Another grouping with a chance of crossing the 5% threshold is the anti-establishment Kukiz’15, currently Law and Justice’s only realistic potential coalition partner. After its leader rock star Paweł Kukiz caused a political sensation in the 2015 presidential election – when, standing as an independent right-wing ‘anti-system’ candidate, he finished third, picking up more than one-fifth of the vote – his newly-formed grouping emerged as the third largest in parliament securing 9% of the votes.

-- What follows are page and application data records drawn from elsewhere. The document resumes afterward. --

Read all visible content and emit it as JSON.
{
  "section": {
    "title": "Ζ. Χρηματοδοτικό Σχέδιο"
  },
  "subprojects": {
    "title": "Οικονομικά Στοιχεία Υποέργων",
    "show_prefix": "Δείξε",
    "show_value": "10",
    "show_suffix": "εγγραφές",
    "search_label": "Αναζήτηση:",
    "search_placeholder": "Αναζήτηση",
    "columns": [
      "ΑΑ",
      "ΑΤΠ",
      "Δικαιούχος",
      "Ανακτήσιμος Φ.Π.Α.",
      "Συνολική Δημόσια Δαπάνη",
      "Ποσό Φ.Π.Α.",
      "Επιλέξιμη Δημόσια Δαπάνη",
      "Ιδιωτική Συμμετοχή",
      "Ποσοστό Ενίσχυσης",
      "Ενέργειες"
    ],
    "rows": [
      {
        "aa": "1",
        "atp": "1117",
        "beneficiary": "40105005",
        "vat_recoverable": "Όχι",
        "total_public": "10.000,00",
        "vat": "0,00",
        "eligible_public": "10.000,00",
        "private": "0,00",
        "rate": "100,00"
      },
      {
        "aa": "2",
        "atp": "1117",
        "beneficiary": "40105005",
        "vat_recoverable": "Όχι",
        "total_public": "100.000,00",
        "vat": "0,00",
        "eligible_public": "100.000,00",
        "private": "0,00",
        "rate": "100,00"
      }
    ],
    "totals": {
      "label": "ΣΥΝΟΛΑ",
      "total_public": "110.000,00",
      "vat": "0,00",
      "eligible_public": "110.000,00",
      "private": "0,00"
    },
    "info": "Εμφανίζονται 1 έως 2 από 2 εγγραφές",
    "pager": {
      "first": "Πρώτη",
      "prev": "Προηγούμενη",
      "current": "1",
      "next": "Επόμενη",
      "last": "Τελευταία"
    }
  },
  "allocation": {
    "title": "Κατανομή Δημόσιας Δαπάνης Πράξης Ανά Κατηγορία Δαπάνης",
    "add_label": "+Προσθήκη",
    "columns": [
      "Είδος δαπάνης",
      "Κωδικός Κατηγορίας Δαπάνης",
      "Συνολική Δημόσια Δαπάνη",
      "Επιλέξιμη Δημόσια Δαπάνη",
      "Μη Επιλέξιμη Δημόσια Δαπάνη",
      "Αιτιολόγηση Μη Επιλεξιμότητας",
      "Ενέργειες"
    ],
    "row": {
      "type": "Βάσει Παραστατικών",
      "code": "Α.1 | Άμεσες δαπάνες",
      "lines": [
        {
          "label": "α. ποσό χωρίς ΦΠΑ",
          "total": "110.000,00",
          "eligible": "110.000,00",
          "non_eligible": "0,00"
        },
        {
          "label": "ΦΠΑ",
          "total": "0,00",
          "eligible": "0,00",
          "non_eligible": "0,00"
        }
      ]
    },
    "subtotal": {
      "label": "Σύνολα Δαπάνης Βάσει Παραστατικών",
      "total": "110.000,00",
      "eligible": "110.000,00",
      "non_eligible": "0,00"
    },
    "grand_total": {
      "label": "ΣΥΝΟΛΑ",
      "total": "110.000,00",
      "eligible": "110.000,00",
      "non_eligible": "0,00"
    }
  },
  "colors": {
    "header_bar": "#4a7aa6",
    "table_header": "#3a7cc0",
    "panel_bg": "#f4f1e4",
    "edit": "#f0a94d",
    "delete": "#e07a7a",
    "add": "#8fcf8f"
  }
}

Since then, in spite of the fact that it has not really come up with any new ideas or initiatives, Kukiz’15 has maintained a reasonably stable electoral base, especially among younger voters many of whom still appear to see Mr Kukiz the most credible opponent of the political establishment; according to ‘Ewybory’, it is currently averaging just over 5%. However, Kukiz’15 faces a challenge from the ‘Confederation’ (Konfederacja) grouping comprising radical right and nationalist parties, which is averaging 4% according to ‘Ewybory’. The ‘Confederation’ includes the controversial radical Eurosceptic libertarian-conservative Janusz Korwin-Mikke, whose Congress of the New Right (KNP) party (which he has since left) came from nowhere to finish fourth in the previous 2014 EP poll with 7% of the votes.

Does the European Coalition have a future?

Although the European Coalition lacks a convincing programmatic alternative, opposition to Law and Justice is clearly a powerful mobilising appeal and may be enough to win this particular ‘second order’ election where voters are not choosing a government. However, if Law and Justice secures the largest share of the vote, however narrowly (or even if the two main blocs are effectively tied), this will be a good result for the ruling party, given how disadvantageous the turnout patterns in previous EP elections have been for it. If this happens, Mr Schetyna will no doubt argue that, with a little more effort, Law and Justice can be beaten if only the opposition parties continue to stick together. However, serious doubts will then arise about the future of an electoral alliance built largely on the premise that, whatever its programmatic eclecticism, this is the only way to defeat Law and Justice; particularly within the Peasant Party where there is already an influential faction questioning whether – as a centrist grouping with a socially conservative, rural and small-town core electorate – it should contest the parliamentary election as part of a coalition dominated by liberal and left-wing parties.